[RECORDS PROVIDED — start]

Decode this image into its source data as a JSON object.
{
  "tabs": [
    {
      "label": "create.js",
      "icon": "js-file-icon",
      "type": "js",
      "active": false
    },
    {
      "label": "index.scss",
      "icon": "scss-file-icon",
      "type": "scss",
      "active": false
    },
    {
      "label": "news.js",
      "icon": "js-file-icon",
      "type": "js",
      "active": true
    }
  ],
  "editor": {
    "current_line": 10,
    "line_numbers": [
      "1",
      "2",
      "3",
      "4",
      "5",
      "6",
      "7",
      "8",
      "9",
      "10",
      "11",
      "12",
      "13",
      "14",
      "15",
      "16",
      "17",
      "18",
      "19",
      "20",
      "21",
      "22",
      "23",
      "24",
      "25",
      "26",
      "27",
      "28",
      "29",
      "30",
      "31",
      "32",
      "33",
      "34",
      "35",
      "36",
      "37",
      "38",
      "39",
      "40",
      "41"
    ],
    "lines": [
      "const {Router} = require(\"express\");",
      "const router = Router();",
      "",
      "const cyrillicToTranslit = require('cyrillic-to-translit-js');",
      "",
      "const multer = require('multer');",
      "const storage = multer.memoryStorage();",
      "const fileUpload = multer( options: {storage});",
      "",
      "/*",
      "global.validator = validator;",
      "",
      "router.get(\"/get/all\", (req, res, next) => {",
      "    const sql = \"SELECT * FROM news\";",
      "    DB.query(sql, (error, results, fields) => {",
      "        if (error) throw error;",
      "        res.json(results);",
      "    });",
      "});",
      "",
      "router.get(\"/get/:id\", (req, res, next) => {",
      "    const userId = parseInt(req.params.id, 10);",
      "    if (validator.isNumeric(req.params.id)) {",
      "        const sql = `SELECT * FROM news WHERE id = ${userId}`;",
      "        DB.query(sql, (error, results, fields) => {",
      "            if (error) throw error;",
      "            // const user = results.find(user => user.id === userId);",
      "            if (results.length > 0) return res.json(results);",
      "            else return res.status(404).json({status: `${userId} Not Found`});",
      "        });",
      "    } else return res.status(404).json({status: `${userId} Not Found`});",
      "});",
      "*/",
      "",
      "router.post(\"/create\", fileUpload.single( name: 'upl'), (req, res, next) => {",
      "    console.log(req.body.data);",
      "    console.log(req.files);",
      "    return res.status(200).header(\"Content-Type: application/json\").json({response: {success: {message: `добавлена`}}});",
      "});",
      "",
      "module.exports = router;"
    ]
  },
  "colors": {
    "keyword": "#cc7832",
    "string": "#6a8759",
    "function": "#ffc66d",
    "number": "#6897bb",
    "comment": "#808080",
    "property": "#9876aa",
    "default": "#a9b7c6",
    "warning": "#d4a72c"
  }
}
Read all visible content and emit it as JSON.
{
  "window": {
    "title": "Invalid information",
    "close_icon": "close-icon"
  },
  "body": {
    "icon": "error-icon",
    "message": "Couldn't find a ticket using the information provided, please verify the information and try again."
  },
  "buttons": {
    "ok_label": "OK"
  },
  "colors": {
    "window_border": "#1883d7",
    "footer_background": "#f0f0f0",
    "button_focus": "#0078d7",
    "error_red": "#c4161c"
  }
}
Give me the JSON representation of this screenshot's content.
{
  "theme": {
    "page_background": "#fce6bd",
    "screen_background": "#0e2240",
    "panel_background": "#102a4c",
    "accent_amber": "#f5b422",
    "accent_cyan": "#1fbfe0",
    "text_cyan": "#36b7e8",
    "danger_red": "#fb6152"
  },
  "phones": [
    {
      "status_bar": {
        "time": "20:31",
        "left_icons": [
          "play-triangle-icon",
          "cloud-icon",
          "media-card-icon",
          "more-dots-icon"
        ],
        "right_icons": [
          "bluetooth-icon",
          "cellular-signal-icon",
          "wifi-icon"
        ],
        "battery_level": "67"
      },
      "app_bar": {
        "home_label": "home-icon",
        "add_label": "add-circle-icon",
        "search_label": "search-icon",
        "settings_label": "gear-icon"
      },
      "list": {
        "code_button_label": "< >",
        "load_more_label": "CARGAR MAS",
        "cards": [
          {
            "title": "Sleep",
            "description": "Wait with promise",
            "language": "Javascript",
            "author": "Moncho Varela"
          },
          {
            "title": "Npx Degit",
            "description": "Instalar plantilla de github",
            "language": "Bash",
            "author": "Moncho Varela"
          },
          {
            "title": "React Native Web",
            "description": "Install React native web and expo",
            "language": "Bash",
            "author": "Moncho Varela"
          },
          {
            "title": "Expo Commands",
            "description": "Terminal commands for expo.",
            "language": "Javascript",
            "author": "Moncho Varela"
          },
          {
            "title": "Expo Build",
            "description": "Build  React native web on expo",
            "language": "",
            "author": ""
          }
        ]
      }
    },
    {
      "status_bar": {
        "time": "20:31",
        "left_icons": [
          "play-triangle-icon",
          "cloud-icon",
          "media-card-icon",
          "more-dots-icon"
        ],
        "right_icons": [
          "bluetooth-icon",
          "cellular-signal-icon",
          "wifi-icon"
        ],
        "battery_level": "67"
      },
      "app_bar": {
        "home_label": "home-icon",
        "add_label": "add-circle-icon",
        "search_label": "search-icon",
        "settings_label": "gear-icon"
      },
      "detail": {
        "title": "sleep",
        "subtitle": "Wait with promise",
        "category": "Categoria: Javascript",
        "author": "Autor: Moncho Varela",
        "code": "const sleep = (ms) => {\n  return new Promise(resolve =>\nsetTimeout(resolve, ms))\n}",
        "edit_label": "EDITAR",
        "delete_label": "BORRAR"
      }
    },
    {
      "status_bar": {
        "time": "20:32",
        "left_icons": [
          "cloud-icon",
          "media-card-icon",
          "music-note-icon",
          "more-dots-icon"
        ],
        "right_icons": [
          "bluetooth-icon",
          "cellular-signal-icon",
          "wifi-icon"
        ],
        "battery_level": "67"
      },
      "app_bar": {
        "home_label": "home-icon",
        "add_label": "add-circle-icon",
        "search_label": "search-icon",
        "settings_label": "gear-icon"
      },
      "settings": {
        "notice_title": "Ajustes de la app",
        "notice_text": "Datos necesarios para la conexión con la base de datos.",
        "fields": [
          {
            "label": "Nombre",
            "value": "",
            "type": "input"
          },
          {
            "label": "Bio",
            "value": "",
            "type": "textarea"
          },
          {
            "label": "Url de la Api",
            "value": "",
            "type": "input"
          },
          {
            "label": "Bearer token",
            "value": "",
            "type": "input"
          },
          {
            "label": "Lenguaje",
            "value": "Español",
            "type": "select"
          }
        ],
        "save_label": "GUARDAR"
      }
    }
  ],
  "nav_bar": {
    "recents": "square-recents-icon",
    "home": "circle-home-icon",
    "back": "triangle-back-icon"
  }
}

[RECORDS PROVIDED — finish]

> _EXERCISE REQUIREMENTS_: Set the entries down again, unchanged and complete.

> _SOLUTION TO THIS EXERCISE_:
Decode this image into its source data as a JSON object.
{
  "tabs": [
    {
      "label": "create.js",
      "icon": "js-file-icon",
      "type": "js",
      "active": false
    },
    {
      "label": "index.scss",
      "icon": "scss-file-icon",
      "type": "scss",
      "active": false
    },
    {
      "label": "news.js",
      "icon": "js-file-icon",
      "type": "js",
      "active": true
    }
  ],
  "editor": {
    "current_line": 10,
    "line_numbers": [
      "1",
      "2",
      "3",
      "4",
      "5",
      "6",
      "7",
      "8",
      "9",
      "10",
      "11",
      "12",
      "13",
      "14",
      "15",
      "16",
      "17",
      "18",
      "19",
      "20",
      "21",
      "22",
      "23",
      "24",
      "25",
      "26",
      "27",
      "28",
      "29",
      "30",
      "31",
      "32",
      "33",
      "34",
      "35",
      "36",
      "37",
      "38",
      "39",
      "40",
      "41"
    ],
    "lines": [
      "const {Router} = require(\"express\");",
      "const router = Router();",
      "",
      "const cyrillicToTranslit = require('cyrillic-to-translit-js');",
      "",
      "const multer = require('multer');",
      "const storage = multer.memoryStorage();",
      "const fileUpload = multer( options: {storage});",
      "",
      "/*",
      "global.validator = validator;",
      "",
      "router.get(\"/get/all\", (req, res, next) => {",
      "    const sql = \"SELECT * FROM news\";",
      "    DB.query(sql, (error, results, fields) => {",
      "        if (error) throw error;",
      "        res.json(results);",
      "    });",
      "});",
      "",
      "router.get(\"/get/:id\", (req, res, next) => {",
      "    const userId = parseInt(req.params.id, 10);",
      "    if (validator.isNumeric(req.params.id)) {",
      "        const sql = `SELECT * FROM news WHERE id = ${userId}`;",
      "        DB.query(sql, (error, results, fields) => {",
      "            if (error) throw error;",
      "            // const user = results.find(user => user.id === userId);",
      "            if (results.length > 0) return res.json(results);",
      "            else return res.status(404).json({status: `${userId} Not Found`});",
      "        });",
      "    } else return res.status(404).json({status: `${userId} Not Found`});",
      "});",
      "*/",
      "",
      "router.post(\"/create\", fileUpload.single( name: 'upl'), (req, res, next) => {",
      "    console.log(req.body.data);",
      "    console.log(req.files);",
      "    return res.status(200).header(\"Content-Type: application/json\").json({response: {success: {message: `добавлена`}}});",
      "});",
      "",
      "module.exports = router;"
    ]
  },
  "colors": {
    "keyword": "#cc7832",
    "string": "#6a8759",
    "function": "#ffc66d",
    "number": "#6897bb",
    "comment": "#808080",
    "property": "#9876aa",
    "default": "#a9b7c6",
    "warning": "#d4a72c"
  }
}
Read all visible content and emit it as JSON.
{
  "window": {
    "title": "Invalid information",
    "close_icon": "close-icon"
  },
  "body": {
    "icon": "error-icon",
    "message": "Couldn't find a ticket using the information provided, please verify the information and try again."
  },
  "buttons": {
    "ok_label": "OK"
  },
  "colors": {
    "window_border": "#1883d7",
    "footer_background": "#f0f0f0",
    "button_focus": "#0078d7",
    "error_red": "#c4161c"
  }
}
Give me the JSON representation of this screenshot's content.
{
  "theme": {
    "page_background": "#fce6bd",
    "screen_background": "#0e2240",
    "panel_background": "#102a4c",
    "accent_amber": "#f5b422",
    "accent_cyan": "#1fbfe0",
    "text_cyan": "#36b7e8",
    "danger_red": "#fb6152"
  },
  "phones": [
    {
      "status_bar": {
        "time": "20:31",
        "left_icons": [
          "play-triangle-icon",
          "cloud-icon",
          "media-card-icon",
          "more-dots-icon"
        ],
        "right_icons": [
          "bluetooth-icon",
          "cellular-signal-icon",
          "wifi-icon"
        ],
        "battery_level": "67"
      },
      "app_bar": {
        "home_label": "home-icon",
        "add_label": "add-circle-icon",
        "search_label": "search-icon",
        "settings_label": "gear-icon"
      },
      "list": {
        "code_button_label": "< >",
        "load_more_label": "CARGAR MAS",
        "cards": [
          {
            "title": "Sleep",
            "description": "Wait with promise",
            "language": "Javascript",
            "author": "Moncho Varela"
          },
          {
            "title": "Npx Degit",
            "description": "Instalar plantilla de github",
            "language": "Bash",
            "author": "Moncho Varela"
          },
          {
            "title": "React Native Web",
            "description": "Install React native web and expo",
            "language": "Bash",
            "author": "Moncho Varela"
          },
          {
            "title": "Expo Commands",
            "description": "Terminal commands for expo.",
            "language": "Javascript",
            "author": "Moncho Varela"
          },
          {
            "title": "Expo Build",
            "description": "Build  React native web on expo",
            "language": "",
            "author": ""
          }
        ]
      }
    },
    {
      "status_bar": {
        "time": "20:31",
        "left_icons": [
          "play-triangle-icon",
          "cloud-icon",
          "media-card-icon",
          "more-dots-icon"
        ],
        "right_icons": [
          "bluetooth-icon",
          "cellular-signal-icon",
          "wifi-icon"
        ],
        "battery_level": "67"
      },
      "app_bar": {
        "home_label": "home-icon",
        "add_label": "add-circle-icon",
        "search_label": "search-icon",
        "settings_label": "gear-icon"
      },
      "detail": {
        "title": "sleep",
        "subtitle": "Wait with promise",
        "category": "Categoria: Javascript",
        "author": "Autor: Moncho Varela",
        "code": "const sleep = (ms) => {\n  return new Promise(resolve =>\nsetTimeout(resolve, ms))\n}",
        "edit_label": "EDITAR",
        "delete_label": "BORRAR"
      }
    },
    {
      "status_bar": {
        "time": "20:32",
        "left_icons": [
          "cloud-icon",
          "media-card-icon",
          "music-note-icon",
          "more-dots-icon"
        ],
        "right_icons": [
          "bluetooth-icon",
          "cellular-signal-icon",
          "wifi-icon"
        ],
        "battery_level": "67"
      },
      "app_bar": {
        "home_label": "home-icon",
        "add_label": "add-circle-icon",
        "search_label": "search-icon",
        "settings_label": "gear-icon"
      },
      "settings": {
        "notice_title": "Ajustes de la app",
        "notice_text": "Datos necesarios para la conexión con la base de datos.",
        "fields": [
          {
            "label": "Nombre",
            "value": "",
            "type": "input"
          },
          {
            "label": "Bio",
            "value": "",
            "type": "textarea"
          },
          {
            "label": "Url de la Api",
            "value": "",
            "type": "input"
          },
          {
            "label": "Bearer token",
            "value": "",
            "type": "input"
          },
          {
            "label": "Lenguaje",
            "value": "Español",
            "type": "select"
          }
        ],
        "save_label": "GUARDAR"
      }
    }
  ],
  "nav_bar": {
    "recents": "square-recents-icon",
    "home": "circle-home-icon",
    "back": "triangle-back-icon"
  }
}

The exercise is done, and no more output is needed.